Children need to be taught to put things away and to avoid collecting things unnecessarily. It can seem harsh but these are important skills that they will use throughout life, starting at a reputable facility for early learning Chatswood right through to old age.
Decluttering is more than just putting things away. It’s an opportunity to evaluate what is really needed and help children to focus on what is important. A clutter-free environment can reduce stress and ensure children are focused on what is really important.
The good news is that it is easier than you may think to get your child involved in decluttering.
- Show Them By Example
Children are great at mimicking adults and this can be used to help them declutter. All you have to do is declutter the space yourself regularly, making sure your children see you doing it. It’s not necessary to tell them about what you are doing, their brains soak up information when they are young, they will notice.
- Keep their Environment Tidy
To encourage a declutter zone create an organized environment for your children. If they are used to finding everything in the right place they will quickly learn to return things to the right place as this ensures they are there next time they need to use them.
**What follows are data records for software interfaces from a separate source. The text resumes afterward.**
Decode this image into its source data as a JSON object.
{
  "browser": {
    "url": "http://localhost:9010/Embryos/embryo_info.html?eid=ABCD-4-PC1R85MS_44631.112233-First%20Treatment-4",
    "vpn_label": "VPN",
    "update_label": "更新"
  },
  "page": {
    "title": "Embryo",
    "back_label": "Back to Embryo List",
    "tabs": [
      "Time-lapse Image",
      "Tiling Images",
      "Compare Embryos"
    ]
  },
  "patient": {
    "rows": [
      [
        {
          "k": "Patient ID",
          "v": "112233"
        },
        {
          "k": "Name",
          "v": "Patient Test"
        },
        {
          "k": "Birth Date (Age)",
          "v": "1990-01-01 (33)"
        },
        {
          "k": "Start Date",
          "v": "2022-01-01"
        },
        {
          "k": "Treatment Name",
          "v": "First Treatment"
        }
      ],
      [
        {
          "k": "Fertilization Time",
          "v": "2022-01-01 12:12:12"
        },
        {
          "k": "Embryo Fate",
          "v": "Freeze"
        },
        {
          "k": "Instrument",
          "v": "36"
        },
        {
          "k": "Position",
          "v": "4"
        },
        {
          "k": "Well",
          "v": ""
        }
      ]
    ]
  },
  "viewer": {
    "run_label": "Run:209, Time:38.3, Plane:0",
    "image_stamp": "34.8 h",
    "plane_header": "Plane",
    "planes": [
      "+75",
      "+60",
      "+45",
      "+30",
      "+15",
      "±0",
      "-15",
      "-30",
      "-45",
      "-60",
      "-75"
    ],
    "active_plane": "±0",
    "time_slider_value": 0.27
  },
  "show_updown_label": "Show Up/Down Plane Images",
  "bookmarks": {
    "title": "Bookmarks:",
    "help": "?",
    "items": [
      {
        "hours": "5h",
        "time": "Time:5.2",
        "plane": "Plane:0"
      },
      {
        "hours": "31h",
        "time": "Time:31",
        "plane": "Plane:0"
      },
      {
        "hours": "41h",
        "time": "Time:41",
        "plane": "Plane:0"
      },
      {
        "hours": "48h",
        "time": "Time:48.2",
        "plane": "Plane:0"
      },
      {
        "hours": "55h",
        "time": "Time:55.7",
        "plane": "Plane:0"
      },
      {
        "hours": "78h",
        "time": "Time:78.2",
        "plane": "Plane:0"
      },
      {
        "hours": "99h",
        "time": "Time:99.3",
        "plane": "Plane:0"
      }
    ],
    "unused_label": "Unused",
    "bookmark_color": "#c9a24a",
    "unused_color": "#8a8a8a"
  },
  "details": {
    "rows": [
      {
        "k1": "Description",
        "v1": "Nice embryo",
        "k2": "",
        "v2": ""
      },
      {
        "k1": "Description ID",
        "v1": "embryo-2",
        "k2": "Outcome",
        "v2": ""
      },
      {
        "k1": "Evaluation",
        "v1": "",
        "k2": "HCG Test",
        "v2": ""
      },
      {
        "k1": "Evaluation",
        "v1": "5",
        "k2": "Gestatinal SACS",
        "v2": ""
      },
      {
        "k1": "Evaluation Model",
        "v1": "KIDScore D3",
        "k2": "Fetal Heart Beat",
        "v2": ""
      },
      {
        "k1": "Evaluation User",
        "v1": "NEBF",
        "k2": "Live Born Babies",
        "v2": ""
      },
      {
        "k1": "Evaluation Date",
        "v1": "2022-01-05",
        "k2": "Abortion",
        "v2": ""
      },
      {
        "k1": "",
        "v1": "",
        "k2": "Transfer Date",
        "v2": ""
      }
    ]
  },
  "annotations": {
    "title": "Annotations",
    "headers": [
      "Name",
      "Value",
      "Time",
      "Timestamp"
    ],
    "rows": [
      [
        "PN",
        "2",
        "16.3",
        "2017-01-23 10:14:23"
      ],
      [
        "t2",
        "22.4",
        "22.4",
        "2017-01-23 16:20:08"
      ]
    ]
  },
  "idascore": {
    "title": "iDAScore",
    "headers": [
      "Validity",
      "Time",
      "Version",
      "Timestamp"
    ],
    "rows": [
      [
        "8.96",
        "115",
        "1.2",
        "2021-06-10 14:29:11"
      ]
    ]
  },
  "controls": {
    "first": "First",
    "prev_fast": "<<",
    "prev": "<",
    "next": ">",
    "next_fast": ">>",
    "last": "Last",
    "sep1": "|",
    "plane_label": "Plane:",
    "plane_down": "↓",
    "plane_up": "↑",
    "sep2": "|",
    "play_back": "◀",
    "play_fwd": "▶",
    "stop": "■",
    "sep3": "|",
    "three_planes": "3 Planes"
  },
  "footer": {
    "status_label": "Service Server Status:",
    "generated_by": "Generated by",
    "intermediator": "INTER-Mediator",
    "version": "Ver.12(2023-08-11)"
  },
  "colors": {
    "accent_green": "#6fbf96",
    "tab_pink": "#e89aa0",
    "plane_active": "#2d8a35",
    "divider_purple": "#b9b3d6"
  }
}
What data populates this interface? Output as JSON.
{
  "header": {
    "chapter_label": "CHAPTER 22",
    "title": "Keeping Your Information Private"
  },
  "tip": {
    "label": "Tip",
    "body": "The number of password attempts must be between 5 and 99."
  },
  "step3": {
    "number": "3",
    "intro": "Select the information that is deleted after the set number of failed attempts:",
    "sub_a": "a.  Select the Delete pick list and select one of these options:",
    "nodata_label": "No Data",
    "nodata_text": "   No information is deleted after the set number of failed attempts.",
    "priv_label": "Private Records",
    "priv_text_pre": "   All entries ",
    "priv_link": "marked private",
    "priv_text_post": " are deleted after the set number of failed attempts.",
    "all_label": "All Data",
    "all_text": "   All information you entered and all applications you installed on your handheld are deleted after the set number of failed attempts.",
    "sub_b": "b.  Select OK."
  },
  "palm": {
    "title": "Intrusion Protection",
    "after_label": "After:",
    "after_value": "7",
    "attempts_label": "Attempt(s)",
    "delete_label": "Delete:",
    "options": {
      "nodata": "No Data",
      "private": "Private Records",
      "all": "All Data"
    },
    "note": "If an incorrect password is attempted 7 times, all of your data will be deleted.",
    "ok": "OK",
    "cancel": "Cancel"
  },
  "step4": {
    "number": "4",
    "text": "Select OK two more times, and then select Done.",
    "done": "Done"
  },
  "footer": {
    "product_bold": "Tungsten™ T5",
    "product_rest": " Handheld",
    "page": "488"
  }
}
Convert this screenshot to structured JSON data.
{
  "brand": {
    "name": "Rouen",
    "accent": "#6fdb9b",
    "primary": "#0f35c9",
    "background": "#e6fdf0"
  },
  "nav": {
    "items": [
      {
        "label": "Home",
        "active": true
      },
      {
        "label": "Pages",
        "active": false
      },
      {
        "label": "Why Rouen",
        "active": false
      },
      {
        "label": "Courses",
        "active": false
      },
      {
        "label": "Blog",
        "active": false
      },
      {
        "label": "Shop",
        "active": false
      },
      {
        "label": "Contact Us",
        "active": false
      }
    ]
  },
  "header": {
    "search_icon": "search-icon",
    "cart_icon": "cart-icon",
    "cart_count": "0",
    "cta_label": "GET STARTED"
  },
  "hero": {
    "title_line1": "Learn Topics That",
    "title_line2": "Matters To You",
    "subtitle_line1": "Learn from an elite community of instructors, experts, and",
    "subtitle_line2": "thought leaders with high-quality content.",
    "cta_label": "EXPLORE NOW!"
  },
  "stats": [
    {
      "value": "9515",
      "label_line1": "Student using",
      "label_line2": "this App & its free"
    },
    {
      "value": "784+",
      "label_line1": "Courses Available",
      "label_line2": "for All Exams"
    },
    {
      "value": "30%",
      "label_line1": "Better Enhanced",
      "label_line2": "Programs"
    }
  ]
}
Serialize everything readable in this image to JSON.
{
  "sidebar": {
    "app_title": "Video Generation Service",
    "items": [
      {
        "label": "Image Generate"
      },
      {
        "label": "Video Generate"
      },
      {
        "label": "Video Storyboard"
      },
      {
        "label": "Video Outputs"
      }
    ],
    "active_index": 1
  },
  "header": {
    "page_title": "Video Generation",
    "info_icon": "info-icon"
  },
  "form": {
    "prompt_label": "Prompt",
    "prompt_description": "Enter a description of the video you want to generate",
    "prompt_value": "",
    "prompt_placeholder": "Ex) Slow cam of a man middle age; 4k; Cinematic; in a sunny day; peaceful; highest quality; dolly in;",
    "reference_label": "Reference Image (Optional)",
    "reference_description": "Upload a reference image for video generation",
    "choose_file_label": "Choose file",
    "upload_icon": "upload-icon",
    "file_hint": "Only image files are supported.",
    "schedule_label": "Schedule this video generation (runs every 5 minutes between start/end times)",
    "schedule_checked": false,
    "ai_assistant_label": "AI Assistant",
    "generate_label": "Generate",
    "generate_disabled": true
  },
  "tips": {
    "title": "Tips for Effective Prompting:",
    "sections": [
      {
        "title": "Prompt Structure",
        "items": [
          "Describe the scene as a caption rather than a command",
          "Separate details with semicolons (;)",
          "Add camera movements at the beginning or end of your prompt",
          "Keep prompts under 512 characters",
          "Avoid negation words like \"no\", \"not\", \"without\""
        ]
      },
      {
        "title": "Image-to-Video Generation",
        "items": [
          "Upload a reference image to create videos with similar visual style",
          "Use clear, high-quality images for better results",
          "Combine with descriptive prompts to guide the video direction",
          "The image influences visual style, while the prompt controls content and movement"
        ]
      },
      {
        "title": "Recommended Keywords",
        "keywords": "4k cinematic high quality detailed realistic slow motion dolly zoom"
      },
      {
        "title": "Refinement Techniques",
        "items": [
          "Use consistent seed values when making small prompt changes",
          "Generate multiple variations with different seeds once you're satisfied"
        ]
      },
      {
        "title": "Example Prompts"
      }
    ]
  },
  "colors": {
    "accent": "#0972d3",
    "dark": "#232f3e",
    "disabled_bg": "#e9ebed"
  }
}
The trick to successfully doing this is not clearing up after them. They need to learn to put things away themselves if they want to know where to find them in the future.
- Encourage Appreciation
Your children need to learn to appreciate the items in their room. You can encourage them by thanking them for doing things, such as hanging their clothes up. Providing you have given your child furniture that matches their size they should be encouraged to try hanging things up themselves and keeping their space tidy. You may be surprised at how quickly they take to the idea.
- Tidy last
Children can be easily distracted and this is especially true if they are hungry or thirsty. Therefore, before you engage in decluttering exercises, make sure your child has been fed and given something to drink. This reduces their ability to be distracted and encourages the decluttering to be successful.
Of course, there will always be deviations from your plans and you need to expect them and embrace them.
- Reward Them
Children love to win prizes and that doesn’t mean you have to give them lots of sweets. You can create a point system that encourages them to declutter and complete other chores. Once they have finished decluttering they get the allocated points.
When they have enough points they can exchange them for specific prizes. It can be beneficial to let your child pick the prizes with you. That will ensure they are committed to winning them.
These tips will help your child develop a habit of decluttering which means they will simply do it when they are older.